After Drew Brees’ injury on Sept. 15, Saints fans were devastated. Our team was now in the hands of our backup quarterback Teddy Bridgewater, who didn’t have the greatest performance during the game in which Brees was injured. We never would have expected what was to happen in the weeks to follow.
The aim for Saints fans was to not lose too many games before Brees’ return, but the backup, Bridgewater, was able to lead the Saints to five straight wins; not a single loss. Despite the comments and doubts, Bridgewater was able to step up and lead where he needed to.
After his first win with the Saints over the Seattle Seahawks in Washington, Bridgewater gave the team an emotional message.

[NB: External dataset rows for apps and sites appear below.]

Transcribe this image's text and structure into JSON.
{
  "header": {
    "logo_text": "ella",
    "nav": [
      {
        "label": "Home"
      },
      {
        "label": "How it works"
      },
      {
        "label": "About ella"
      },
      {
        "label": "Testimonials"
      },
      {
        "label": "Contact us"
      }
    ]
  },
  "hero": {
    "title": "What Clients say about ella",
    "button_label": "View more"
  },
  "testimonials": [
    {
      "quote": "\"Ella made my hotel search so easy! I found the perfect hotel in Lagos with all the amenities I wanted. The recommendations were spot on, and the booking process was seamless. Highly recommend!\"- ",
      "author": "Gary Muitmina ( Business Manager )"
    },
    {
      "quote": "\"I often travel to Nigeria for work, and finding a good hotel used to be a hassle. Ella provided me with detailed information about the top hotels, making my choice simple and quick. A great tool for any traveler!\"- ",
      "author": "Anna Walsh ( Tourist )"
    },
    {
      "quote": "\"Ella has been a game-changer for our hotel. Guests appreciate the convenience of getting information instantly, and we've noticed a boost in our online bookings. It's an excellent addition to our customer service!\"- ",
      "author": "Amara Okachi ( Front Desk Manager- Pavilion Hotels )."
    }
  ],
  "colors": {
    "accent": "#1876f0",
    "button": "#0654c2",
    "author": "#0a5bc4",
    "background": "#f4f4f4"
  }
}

“Cherish the moments,” he said. “Cherish these opportunities that we have. Cherish this feeling of winning and never take it for granted. I would not have rather been anywhere else but here, experiencing this right here, in the moment with you guys. So, I appreciate you guys for accepting me, and, man, I love y’all.”
There are other notable players who overcame criticism and doubt to transform into the star players they are today.
Current Green Bay Packer quarterback Aaron Rodgers was drafted 24th overall after being predicted to be the No. 1 pick. He went on to lead his team to win the Super Bowl in 2011, and currently has 44,963 career passing yards.
It’s hard to feel like you aren’t enough or that there are so many people better than you in a group or on a team. It’s even harder when you don’t even make the team. I experienced this so much in my life, from my multiple failed attempts trying to join the basketball team to auditioning for dream acting roles.
Despite my constant persistence, I never did make the basketball team. Instead of basketball, I pushed my efforts toward theatre. Even though I was getting roles, they either weren’t leads, or they weren’t roles I wanted, which became more and more discouraging. I then tried to join my school’s improvisation troupe three times in a row. I didn’t make the troupe.
It would have been so easy to give up on theatre, and I could have never auditioned for that troupe again — but I’m stubborn. Eventually, I ended up falling in love with theatre so hard that I began to appreciate all of my roles, even the small ones.
The roles gave me a greater appreciation for the whole cast and allowed me to explore my acting abilities. I finally landed a lead role my senior year of high school and, because of my appreciation for the smaller roles, I enjoyed these moments even more.
As for the improv troupe, I continued to audition, and on my fourth audition, I finally made the troupe and remained on it for a while. I met so many friends in this group and was able to empathize with those who hadn’t made it and encourage them to continue trying.
I don’t use these examples to brag, but instead to emphasize a point. I thought for the longest time that I belonged on the basketball team, but God knew that was not where my true passion was. When I was finally introduced to theatre, it was something that I truly loved, and I gave it my everything, and I felt like I was where I needed to be.
With Club Week coming to a close, I know there are some who didn’t get invited to the club they wanted, and there are some who may have stepped back from the club process. I want to remind you that it’s OK, and God has a much better and bigger place for you. If we serve a God who knows the exact number of hairs on your head, then I completely trust him to know exactly where you can thrive.
I end by saying this: Find your value in God and he will lead you in the right direction. Keep searching, find your passions and above all else, never give up.